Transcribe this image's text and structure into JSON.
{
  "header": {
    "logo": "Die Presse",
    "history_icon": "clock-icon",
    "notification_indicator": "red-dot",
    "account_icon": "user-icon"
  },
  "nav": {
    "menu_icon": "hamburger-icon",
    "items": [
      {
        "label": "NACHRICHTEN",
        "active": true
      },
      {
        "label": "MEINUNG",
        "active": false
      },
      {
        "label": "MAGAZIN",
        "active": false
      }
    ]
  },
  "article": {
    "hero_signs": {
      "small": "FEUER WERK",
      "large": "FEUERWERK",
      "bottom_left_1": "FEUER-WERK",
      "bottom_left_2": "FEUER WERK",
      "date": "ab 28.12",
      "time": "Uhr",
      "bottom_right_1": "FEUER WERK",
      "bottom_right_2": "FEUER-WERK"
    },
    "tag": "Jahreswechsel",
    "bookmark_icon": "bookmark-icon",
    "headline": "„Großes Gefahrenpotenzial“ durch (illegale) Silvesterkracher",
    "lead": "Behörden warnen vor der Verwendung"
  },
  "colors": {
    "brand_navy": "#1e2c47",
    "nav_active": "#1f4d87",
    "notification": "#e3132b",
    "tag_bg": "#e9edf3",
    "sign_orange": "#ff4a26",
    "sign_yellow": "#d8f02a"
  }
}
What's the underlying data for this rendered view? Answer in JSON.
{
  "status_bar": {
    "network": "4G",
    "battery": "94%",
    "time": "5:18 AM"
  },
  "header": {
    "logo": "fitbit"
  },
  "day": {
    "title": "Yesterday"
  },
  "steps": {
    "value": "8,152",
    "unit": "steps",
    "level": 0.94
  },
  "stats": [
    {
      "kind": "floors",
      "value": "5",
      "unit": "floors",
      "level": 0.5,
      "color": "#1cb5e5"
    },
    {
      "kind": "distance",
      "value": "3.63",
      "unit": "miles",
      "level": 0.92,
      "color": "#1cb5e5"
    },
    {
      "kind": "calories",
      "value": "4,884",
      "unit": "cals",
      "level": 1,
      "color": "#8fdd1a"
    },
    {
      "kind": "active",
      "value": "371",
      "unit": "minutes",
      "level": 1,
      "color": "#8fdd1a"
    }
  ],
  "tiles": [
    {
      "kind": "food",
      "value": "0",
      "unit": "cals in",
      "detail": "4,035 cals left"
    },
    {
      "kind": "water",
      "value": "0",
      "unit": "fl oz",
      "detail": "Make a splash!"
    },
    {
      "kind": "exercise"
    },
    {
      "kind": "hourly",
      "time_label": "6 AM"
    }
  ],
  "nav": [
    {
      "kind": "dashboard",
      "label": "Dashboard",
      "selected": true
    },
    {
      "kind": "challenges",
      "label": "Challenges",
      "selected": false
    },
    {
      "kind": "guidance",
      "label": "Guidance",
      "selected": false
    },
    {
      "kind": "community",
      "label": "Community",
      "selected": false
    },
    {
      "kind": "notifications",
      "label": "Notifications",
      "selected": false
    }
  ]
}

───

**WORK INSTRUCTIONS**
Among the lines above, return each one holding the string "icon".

**EXERCISE OUTPUT**
    "history_icon": "clock-icon",
    "account_icon": "user-icon"
    "menu_icon": "hamburger-icon",
    "bookmark_icon": "bookmark-icon",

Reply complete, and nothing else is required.